sit-in

sit-in

[sit-in]
noun
1.
an organized passive protest, especially against racial segregation, in which the demonstrators occupy seats prohibited to them, as in restaurants and other public places.
2.
any organized protest in which a group of people peacefully occupy and refuse to leave a premises: Sixty students staged a sit-in outside the dean's office.

Origin:
1955–60; noun use of verb phrase sit in (a place); cf. -in

Dictionary.com Unabridged
Based on the Random House Dictionary, © Random House, Inc. 2014.
Cite This Source Link To sit-in
Collins
World English Dictionary
sit-in
 
n
1.  a form of civil disobedience in which demonstrators occupy seats in a public place and refuse to move as a protest
2.  another term for sit-down strike
 
vb
3.  (often foll by for) to deputize (for)
4.  (foll by on) to take part (in) as a visitor or guest: we sat in on Professor Johnson's seminar
5.  to organize or take part in a sit-in

Collins English Dictionary - Complete & Unabridged 10th Edition
2009 © William Collins Sons & Co. Ltd. 1979, 1986 © HarperCollins
Publishers 1998, 2000, 2003, 2005, 2006, 2007, 2009
Cite This Source
Etymonline
Word Origin & History

sit-in
1936, in ref. to session musicians; 1937, in ref. to union action; 1941, in ref. to student protests.
Online Etymology Dictionary, © 2010 Douglas Harper
Cite This Source
Encyclopedia Britannica
Encyclopedia

sit-in

a tactic of nonviolent civil disobedience. The demonstrators enter a business or a public place and remain seated until forcibly evicted or until their grievances are answered. Attempts to terminate the essentially passive sit-in often appear brutal, thus arousing sympathy for the demonstrators among moderates and noninvolved individuals. Following Mahatma Gandhi's teaching, Indians employed the sit-in to great advantage during their struggle for independence from the British.

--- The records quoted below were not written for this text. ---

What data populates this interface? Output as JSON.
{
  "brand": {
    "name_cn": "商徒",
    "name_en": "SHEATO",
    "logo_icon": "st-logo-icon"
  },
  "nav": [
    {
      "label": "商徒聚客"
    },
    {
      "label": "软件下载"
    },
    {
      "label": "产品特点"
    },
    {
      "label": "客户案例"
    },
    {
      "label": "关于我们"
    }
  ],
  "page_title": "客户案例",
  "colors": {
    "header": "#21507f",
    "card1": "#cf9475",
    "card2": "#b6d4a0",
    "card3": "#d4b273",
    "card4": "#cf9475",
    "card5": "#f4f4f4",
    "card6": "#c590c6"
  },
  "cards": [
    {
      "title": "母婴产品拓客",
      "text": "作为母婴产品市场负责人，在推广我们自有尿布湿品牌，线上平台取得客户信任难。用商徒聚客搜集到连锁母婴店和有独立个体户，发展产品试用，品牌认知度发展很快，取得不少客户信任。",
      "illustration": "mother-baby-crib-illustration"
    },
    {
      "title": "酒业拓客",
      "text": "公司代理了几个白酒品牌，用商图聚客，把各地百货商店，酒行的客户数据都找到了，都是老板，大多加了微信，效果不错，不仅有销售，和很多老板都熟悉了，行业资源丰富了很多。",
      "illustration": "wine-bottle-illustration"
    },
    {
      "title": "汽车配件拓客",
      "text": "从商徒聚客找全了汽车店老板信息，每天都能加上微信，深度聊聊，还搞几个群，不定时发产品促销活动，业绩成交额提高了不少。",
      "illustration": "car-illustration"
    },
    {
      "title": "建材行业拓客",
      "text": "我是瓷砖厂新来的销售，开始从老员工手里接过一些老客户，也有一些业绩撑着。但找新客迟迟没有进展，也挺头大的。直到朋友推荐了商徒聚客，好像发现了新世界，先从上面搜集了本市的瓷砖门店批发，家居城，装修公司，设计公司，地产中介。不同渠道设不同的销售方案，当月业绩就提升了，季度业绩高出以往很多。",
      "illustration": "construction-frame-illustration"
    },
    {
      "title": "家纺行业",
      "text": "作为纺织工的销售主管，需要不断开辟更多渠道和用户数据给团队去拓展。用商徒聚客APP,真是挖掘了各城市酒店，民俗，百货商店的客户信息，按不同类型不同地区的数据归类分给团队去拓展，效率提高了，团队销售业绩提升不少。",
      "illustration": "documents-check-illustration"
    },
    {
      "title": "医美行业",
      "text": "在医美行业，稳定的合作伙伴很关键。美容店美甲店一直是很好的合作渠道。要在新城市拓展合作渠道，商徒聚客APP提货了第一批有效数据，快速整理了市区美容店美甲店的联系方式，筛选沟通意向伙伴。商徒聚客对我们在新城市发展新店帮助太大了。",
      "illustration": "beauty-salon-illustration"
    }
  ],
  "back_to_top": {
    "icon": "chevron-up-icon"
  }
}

Later, the sit-in was adopted as a major tactic in the civil-rights struggle of American blacks; the first prominent sit-in occurred at a Greensboro (North Carolina) lunch counter in 1960. Student activists adopted the tactic later in the decade in demonstrations against the Vietnam War.

Learn more about sit-in with a free trial on Britannica.com.

Encyclopedia Britannica, 2008. Encyclopedia Britannica Online.
Cite This Source
Related Words
Copyright © 2014 Dictionary.com, LLC. All rights reserved.
  • Please Login or Sign Up to use the Recent Searches feature